* _What is expected_: Copy the records that follow exactly, leaving nothing out.

* _Material for this exercise_:
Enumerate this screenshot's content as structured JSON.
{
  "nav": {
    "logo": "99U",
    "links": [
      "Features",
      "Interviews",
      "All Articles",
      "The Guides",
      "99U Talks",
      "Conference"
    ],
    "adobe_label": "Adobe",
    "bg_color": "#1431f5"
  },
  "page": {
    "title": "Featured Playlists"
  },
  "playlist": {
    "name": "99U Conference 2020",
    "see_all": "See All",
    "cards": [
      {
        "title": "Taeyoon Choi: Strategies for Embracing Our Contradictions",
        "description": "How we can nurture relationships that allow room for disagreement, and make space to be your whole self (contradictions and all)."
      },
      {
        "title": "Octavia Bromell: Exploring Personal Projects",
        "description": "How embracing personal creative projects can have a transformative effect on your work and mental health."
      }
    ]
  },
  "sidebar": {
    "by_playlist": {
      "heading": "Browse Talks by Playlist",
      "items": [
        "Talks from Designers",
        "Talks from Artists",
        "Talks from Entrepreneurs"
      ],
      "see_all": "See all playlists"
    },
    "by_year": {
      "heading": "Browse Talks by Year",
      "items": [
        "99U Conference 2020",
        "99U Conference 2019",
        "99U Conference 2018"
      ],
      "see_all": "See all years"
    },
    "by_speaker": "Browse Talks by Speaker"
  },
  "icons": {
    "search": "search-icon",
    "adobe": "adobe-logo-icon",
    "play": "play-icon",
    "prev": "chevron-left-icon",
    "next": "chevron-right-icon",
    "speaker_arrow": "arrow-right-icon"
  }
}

* _Written answer_:
Enumerate this screenshot's content as structured JSON.
{
  "nav": {
    "logo": "99U",
    "links": [
      "Features",
      "Interviews",
      "All Articles",
      "The Guides",
      "99U Talks",
      "Conference"
    ],
    "adobe_label": "Adobe",
    "bg_color": "#1431f5"
  },
  "page": {
    "title": "Featured Playlists"
  },
  "playlist": {
    "name": "99U Conference 2020",
    "see_all": "See All",
    "cards": [
      {
        "title": "Taeyoon Choi: Strategies for Embracing Our Contradictions",
        "description": "How we can nurture relationships that allow room for disagreement, and make space to be your whole self (contradictions and all)."
      },
      {
        "title": "Octavia Bromell: Exploring Personal Projects",
        "description": "How embracing personal creative projects can have a transformative effect on your work and mental health."
      }
    ]
  },
  "sidebar": {
    "by_playlist": {
      "heading": "Browse Talks by Playlist",
      "items": [
        "Talks from Designers",
        "Talks from Artists",
        "Talks from Entrepreneurs"
      ],
      "see_all": "See all playlists"
    },
    "by_year": {
      "heading": "Browse Talks by Year",
      "items": [
        "99U Conference 2020",
        "99U Conference 2019",
        "99U Conference 2018"
      ],
      "see_all": "See all years"
    },
    "by_speaker": "Browse Talks by Speaker"
  },
  "icons": {
    "search": "search-icon",
    "adobe": "adobe-logo-icon",
    "play": "play-icon",
    "prev": "chevron-left-icon",
    "next": "chevron-right-icon",
    "speaker_arrow": "arrow-right-icon"
  }
}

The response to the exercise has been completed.